The dream continues to be deferred–at least for now–for the many young immigrants anxious to become beneficiaries of the Obama administration’s version of the DREAM Act.
While the June 15 announcement by the U.S. Department of Homeland Security, which made it clear that certain young people brought to the United States as children are eligible to request deferred action, has been heralded in many quarters, young people in desperate need of work permits have been told to keep on waiting.
Applications are still not being accepted by the U.S. Citizenship and Immigration Services (USCIS) more than a month after the announcement.
The USCIS has advised that it is currently developing a process for these young people to request deferred action and will implement the process soon–that is, in 60 days!
As such, individuals who may qualify for this immigration relief under the policy change are being advised to stay tuned for the date when they can begin filing their applications for work authorizations.
And so the wait continues in this technological era. But what can one expect from an agency that continues to be backlogged with application processing and keeps many immigrants in limbo? Add these DREAMers to the list and let the wait begin.
On the positive side, it’s better these young people at least have the option to apply in 60 days than no option at all.

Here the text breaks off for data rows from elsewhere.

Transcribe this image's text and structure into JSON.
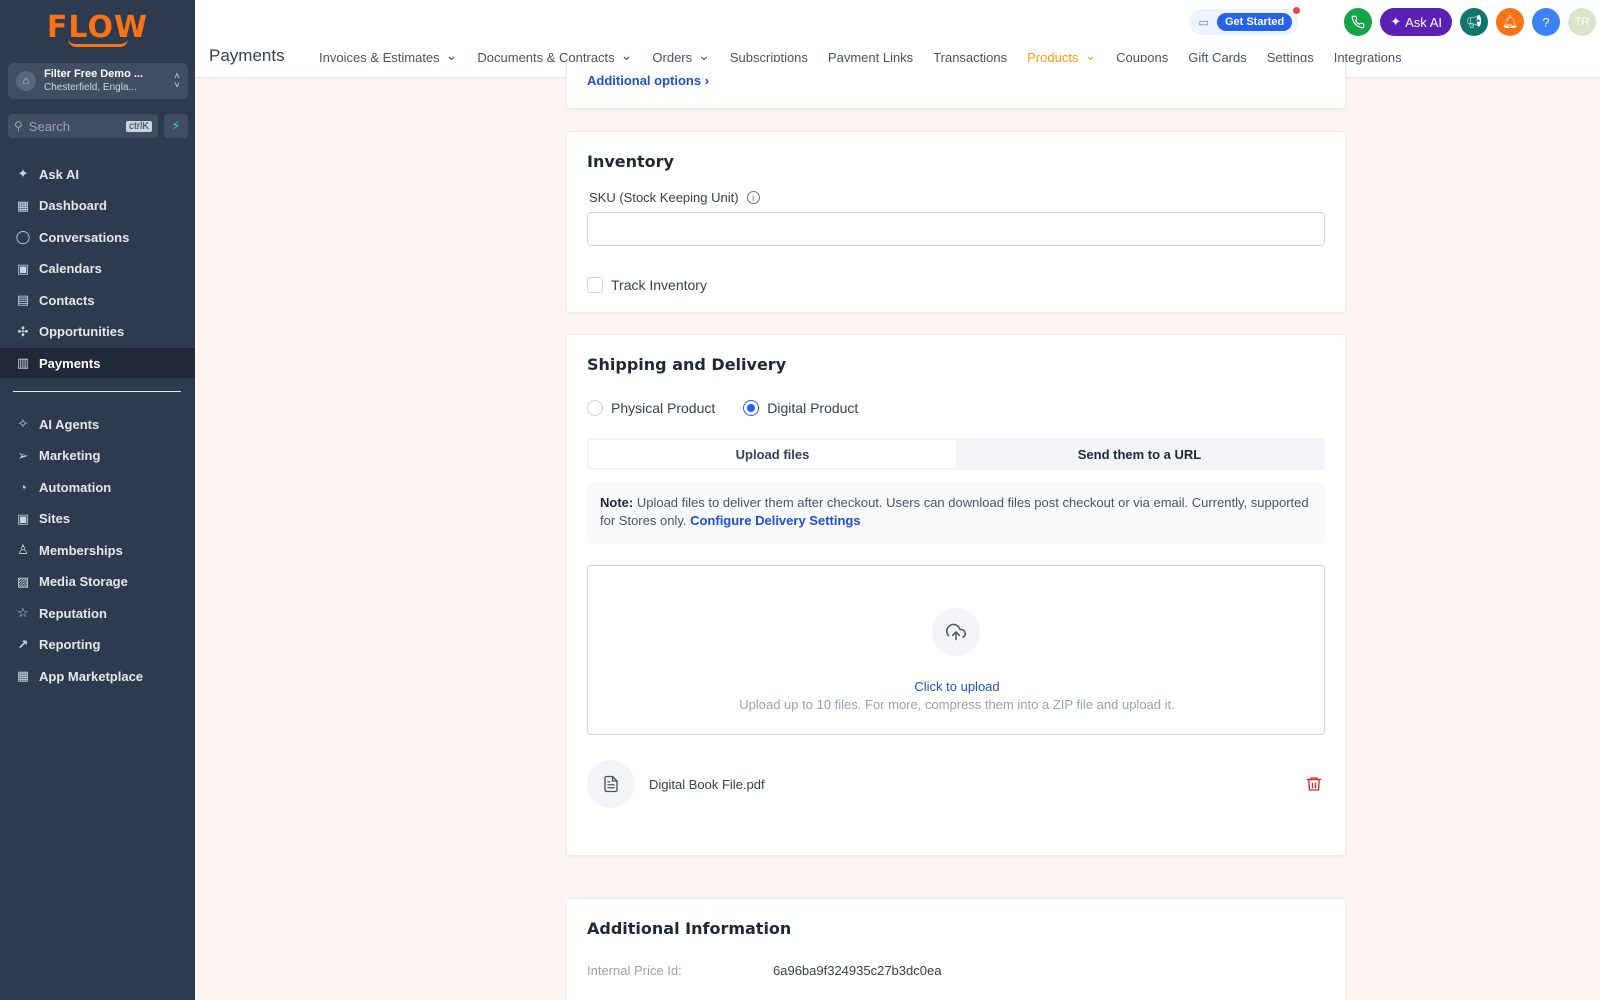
{
  "sidebar": {
    "logo": "FLOW",
    "account": {
      "name": "Filter Free Demo ...",
      "location": "Chesterfield, Engla..."
    },
    "search": {
      "placeholder": "Search",
      "shortcut": "ctrlK"
    },
    "items_top": [
      {
        "label": "Ask AI",
        "icon": "sparkle-icon",
        "glyph": "✦"
      },
      {
        "label": "Dashboard",
        "icon": "dashboard-icon",
        "glyph": "▦"
      },
      {
        "label": "Conversations",
        "icon": "chat-icon",
        "glyph": "◯"
      },
      {
        "label": "Calendars",
        "icon": "calendar-icon",
        "glyph": "▣"
      },
      {
        "label": "Contacts",
        "icon": "contacts-icon",
        "glyph": "▤"
      },
      {
        "label": "Opportunities",
        "icon": "opportunities-icon",
        "glyph": "✣"
      },
      {
        "label": "Payments",
        "icon": "payments-icon",
        "glyph": "▥"
      }
    ],
    "items_bottom": [
      {
        "label": "AI Agents",
        "icon": "ai-agents-icon",
        "glyph": "✧"
      },
      {
        "label": "Marketing",
        "icon": "send-icon",
        "glyph": "➢"
      },
      {
        "label": "Automation",
        "icon": "automation-icon",
        "glyph": "◔"
      },
      {
        "label": "Sites",
        "icon": "sites-icon",
        "glyph": "▣"
      },
      {
        "label": "Memberships",
        "icon": "membership-icon",
        "glyph": "♙"
      },
      {
        "label": "Media Storage",
        "icon": "image-icon",
        "glyph": "▨"
      },
      {
        "label": "Reputation",
        "icon": "star-icon",
        "glyph": "☆"
      },
      {
        "label": "Reporting",
        "icon": "trend-icon",
        "glyph": "↗"
      },
      {
        "label": "App Marketplace",
        "icon": "apps-icon",
        "glyph": "▦"
      }
    ],
    "active": "Payments"
  },
  "header": {
    "page_title": "Payments",
    "tabs": [
      {
        "label": "Invoices & Estimates",
        "dropdown": true
      },
      {
        "label": "Documents & Contracts",
        "dropdown": true
      },
      {
        "label": "Orders",
        "dropdown": true
      },
      {
        "label": "Subscriptions",
        "dropdown": false
      },
      {
        "label": "Payment Links",
        "dropdown": false
      },
      {
        "label": "Transactions",
        "dropdown": false
      },
      {
        "label": "Products",
        "dropdown": true
      },
      {
        "label": "Coupons",
        "dropdown": false
      },
      {
        "label": "Gift Cards",
        "dropdown": false
      },
      {
        "label": "Settings",
        "dropdown": false
      },
      {
        "label": "Integrations",
        "dropdown": false
      }
    ],
    "active_tab": "Products",
    "get_started": "Get Started",
    "ask_ai": "Ask AI",
    "help": "?",
    "avatar": "TR"
  },
  "colors": {
    "sidebar_bg": "#2e3a4d",
    "accent": "#f59e0b",
    "link": "#1d4ed8",
    "phone": "#16a34a",
    "megaphone": "#0f766e",
    "bell": "#f97316",
    "help": "#3b82f6",
    "ask_ai": "#5b21b6",
    "danger": "#dc2626"
  },
  "main": {
    "additional_options": "Additional options ›",
    "inventory": {
      "title": "Inventory",
      "sku_label": "SKU (Stock Keeping Unit)",
      "sku_value": "",
      "track_inventory": "Track Inventory",
      "track_checked": false
    },
    "shipping": {
      "title": "Shipping and Delivery",
      "physical": "Physical Product",
      "digital": "Digital Product",
      "selected": "Digital Product",
      "upload_tab": "Upload files",
      "url_tab": "Send them to a URL",
      "note_prefix": "Note:",
      "note_text": "Upload files to deliver them after checkout. Users can download files post checkout or via email. Currently, supported for Stores only.",
      "note_link": "Configure Delivery Settings",
      "upload_click": "Click to upload",
      "upload_hint": "Upload up to 10 files. For more, compress them into a ZIP file and upload it.",
      "file_name": "Digital Book File.pdf"
    },
    "additional_info": {
      "title": "Additional Information",
      "price_id_label": "Internal Price Id:",
      "price_id_value": "6a96ba9f324935c27b3dc0ea"
    }
  }
}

In the meantime, please advise anyone who may qualify to ensure they stay tuned for the processing date announcement and also to report anyone who claims they can request deferred action on their behalf or apply for employment authorization through this new process before the USCIS announces an implementation date.
To be considered for deferred action under this process, an immigrant must have come to the United States under the age of 16; have continuously resided in the United States for at least five years preceding June 15, 2012, and have been physically present in the United States on June 15, 2012; currently be in school, have graduated from high school, have obtained a general education development certificate or be an honorably discharged veteran of the Coast Guard or Armed Forces of the United States; not have been convicted of a felony offense, a significant misdemeanor offense, multiple misdemeanor offenses or otherwise pose a threat to national security or public safety; and not be above the age of 30. Any immigrant who meets the qualifications, regardless of country of origin, can submit an application.
Stay abreast of this issue by logging on to uscis.gov for the latest updates or by calling (800) 375-5283.
The writer is founder of NewsAmericasNow, CaribPR Wire and Hard Beat Communications.